Living my entire adult life in northern (and not coastal) NJ, my experience with severe weather emergencies revolved around snow, ice, flooding, and the associated power failures that could last weeks. We typically had time to prepare for a weather-related event. Professionally, at county government, we’d put out preparedness information relating to the specific, anticipated event. The public and small businesses, if they were listening, had time and information to prepare.
TX is a whole different ballgame. Weather events come with little to no warning. Hail, strong winds, flash floods, tornados… all need an eye on the sky. And, citizen spotters reporting to the National Weather Service (NWS) play a critical role in providing information for those in the path of dangerous weather.

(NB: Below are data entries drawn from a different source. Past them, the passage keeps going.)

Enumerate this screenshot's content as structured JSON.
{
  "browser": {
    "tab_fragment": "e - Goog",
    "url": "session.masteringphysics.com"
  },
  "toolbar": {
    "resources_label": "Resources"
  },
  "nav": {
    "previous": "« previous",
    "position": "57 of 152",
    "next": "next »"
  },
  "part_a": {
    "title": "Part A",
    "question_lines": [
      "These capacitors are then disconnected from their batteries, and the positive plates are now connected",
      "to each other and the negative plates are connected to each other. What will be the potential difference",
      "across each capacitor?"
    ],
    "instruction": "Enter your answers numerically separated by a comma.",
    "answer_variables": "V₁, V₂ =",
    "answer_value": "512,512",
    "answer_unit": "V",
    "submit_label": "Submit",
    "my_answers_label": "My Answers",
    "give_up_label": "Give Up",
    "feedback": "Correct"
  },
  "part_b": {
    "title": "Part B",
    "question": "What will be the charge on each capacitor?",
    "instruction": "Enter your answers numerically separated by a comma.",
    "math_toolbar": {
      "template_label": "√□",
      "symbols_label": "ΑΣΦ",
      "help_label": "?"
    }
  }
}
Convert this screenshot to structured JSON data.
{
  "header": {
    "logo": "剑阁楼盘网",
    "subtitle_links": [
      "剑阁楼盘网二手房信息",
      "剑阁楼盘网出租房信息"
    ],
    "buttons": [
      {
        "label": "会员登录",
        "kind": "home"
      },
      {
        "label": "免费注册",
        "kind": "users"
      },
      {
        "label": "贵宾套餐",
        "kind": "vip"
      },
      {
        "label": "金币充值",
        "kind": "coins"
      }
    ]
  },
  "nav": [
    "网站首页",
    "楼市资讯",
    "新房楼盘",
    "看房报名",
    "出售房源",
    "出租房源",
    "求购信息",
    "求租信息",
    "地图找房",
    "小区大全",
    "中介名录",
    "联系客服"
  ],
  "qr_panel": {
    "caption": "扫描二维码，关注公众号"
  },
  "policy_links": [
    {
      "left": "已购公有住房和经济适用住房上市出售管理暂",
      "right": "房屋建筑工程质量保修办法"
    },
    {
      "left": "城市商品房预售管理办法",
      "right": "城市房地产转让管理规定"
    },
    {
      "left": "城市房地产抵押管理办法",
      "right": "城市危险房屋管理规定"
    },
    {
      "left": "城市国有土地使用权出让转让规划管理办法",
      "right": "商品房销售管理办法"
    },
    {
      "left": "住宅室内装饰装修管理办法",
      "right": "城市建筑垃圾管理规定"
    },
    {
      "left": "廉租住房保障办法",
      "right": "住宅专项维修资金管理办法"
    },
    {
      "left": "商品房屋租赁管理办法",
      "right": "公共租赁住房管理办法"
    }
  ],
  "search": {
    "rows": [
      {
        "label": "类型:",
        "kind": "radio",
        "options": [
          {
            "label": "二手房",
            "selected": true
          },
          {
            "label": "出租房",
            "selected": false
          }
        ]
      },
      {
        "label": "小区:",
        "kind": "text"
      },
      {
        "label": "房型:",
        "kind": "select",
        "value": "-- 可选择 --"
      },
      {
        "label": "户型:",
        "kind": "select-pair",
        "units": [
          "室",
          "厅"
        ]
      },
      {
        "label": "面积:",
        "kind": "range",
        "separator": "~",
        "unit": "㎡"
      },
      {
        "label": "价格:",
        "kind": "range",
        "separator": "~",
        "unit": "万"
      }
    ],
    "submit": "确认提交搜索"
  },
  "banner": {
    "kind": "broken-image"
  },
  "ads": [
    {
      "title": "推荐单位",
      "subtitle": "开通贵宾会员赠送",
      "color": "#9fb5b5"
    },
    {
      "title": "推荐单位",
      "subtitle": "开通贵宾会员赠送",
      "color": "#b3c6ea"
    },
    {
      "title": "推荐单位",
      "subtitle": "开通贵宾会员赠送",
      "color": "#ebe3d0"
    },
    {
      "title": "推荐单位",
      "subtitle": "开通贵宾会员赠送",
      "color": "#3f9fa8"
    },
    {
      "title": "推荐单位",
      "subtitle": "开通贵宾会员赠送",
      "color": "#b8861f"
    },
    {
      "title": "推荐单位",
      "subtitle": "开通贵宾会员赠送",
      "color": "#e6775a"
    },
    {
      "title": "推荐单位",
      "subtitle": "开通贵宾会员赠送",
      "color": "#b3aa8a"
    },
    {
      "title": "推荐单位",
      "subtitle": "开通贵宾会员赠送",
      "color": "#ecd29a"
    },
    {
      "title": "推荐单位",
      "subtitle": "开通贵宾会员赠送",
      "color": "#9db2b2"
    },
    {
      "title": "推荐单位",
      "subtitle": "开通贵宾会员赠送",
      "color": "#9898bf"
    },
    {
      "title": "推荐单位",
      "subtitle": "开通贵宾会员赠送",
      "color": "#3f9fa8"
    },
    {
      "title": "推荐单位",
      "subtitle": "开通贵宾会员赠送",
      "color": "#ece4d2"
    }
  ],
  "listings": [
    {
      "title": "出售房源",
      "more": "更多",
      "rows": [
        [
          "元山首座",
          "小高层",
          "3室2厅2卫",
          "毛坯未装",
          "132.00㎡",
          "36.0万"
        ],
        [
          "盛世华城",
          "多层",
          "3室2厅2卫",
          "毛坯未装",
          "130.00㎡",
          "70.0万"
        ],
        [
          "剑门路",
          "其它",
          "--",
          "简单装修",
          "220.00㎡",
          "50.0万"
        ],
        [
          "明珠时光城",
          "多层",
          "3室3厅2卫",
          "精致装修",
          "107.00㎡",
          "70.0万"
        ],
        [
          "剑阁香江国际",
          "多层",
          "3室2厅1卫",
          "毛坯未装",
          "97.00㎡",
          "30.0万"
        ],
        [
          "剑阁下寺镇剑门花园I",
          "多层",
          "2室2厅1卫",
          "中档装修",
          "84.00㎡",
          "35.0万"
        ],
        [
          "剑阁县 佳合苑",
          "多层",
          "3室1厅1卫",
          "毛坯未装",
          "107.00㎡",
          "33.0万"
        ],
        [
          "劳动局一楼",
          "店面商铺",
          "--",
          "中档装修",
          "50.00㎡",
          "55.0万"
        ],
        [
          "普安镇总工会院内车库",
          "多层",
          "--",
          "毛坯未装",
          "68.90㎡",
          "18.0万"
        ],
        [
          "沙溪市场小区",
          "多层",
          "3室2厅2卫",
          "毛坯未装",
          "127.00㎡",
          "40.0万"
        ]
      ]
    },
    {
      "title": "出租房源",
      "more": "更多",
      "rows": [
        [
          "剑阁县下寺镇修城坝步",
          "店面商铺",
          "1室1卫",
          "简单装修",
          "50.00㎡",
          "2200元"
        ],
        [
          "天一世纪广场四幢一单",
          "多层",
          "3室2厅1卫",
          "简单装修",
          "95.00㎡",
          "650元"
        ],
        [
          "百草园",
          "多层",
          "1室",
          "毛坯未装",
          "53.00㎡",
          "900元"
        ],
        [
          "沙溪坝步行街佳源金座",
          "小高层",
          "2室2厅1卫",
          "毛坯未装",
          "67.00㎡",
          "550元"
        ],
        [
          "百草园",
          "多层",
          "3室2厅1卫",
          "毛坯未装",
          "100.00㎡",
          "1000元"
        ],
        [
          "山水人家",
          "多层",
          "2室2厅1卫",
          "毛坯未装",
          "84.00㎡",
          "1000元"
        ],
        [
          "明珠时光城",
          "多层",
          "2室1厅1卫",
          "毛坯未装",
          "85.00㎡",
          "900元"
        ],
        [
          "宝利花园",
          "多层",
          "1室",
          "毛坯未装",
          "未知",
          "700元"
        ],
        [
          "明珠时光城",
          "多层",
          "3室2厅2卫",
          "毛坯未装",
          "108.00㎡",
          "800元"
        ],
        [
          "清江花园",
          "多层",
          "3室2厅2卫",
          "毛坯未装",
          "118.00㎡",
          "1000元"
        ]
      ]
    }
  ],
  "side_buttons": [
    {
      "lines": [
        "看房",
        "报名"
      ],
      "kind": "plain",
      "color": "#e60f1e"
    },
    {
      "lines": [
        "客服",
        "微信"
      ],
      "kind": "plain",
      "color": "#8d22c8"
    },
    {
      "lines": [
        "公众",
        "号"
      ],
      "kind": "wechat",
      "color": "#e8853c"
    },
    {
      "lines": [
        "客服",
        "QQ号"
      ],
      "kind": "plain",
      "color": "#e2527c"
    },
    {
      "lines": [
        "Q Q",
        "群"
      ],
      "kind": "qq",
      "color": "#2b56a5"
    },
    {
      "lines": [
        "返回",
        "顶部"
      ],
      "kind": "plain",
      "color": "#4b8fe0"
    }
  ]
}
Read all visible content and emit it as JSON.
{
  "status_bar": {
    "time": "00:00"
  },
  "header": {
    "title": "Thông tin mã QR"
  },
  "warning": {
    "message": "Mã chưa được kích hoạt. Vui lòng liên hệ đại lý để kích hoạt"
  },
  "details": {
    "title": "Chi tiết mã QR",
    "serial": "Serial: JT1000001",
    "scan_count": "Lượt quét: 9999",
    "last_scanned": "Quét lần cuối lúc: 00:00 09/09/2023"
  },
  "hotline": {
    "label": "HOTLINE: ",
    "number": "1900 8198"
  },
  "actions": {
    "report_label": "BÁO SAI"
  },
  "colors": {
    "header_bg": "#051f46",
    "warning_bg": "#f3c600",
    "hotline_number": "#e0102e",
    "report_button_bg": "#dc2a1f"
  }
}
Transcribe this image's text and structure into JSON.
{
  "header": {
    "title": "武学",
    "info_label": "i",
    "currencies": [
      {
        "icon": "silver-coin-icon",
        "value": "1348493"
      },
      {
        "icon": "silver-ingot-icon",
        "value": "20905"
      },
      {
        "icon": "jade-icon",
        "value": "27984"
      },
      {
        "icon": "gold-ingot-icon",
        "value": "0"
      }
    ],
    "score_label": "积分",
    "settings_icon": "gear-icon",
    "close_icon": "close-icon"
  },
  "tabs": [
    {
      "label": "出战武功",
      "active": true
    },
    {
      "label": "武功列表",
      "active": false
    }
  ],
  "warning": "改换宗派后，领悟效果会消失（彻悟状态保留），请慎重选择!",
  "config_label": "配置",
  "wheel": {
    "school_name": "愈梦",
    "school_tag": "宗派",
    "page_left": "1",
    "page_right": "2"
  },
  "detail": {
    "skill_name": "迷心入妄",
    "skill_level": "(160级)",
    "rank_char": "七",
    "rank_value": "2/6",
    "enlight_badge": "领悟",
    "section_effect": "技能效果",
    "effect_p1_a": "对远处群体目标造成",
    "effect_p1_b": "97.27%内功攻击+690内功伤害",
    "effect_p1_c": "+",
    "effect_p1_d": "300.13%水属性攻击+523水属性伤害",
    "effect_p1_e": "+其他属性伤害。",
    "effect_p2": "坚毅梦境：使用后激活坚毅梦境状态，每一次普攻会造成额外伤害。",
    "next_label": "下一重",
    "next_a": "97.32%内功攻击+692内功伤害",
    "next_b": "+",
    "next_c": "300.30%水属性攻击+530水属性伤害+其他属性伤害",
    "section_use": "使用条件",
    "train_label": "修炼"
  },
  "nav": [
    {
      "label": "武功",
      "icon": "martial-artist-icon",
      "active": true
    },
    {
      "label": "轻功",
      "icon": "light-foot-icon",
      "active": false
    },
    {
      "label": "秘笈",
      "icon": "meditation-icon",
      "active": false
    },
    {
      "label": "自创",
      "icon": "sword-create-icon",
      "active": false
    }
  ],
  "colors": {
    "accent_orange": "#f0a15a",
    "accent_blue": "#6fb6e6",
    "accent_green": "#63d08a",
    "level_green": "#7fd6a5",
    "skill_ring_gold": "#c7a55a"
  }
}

So, I trekked down to Bastrop City Hall for the NWS Skywarn Citizen Spotter training. We learned about train storms, single cell, multicell and supercell storms, the difference between a tornado and a funnel cloud, lightning facts, and the quickness of flash flooding. We learned what to report, how to report, and where to report.
During social media training, I always explain to officials that citizens become their eyes during an event, making two-way communication critical to the safety and welfare of those affected. One way, push, social media misses the mark by not taking advantage of so many viewpoints. Skywarn is an excellent way to assist NWS professionals by providing trained eyes on the sky. Great program!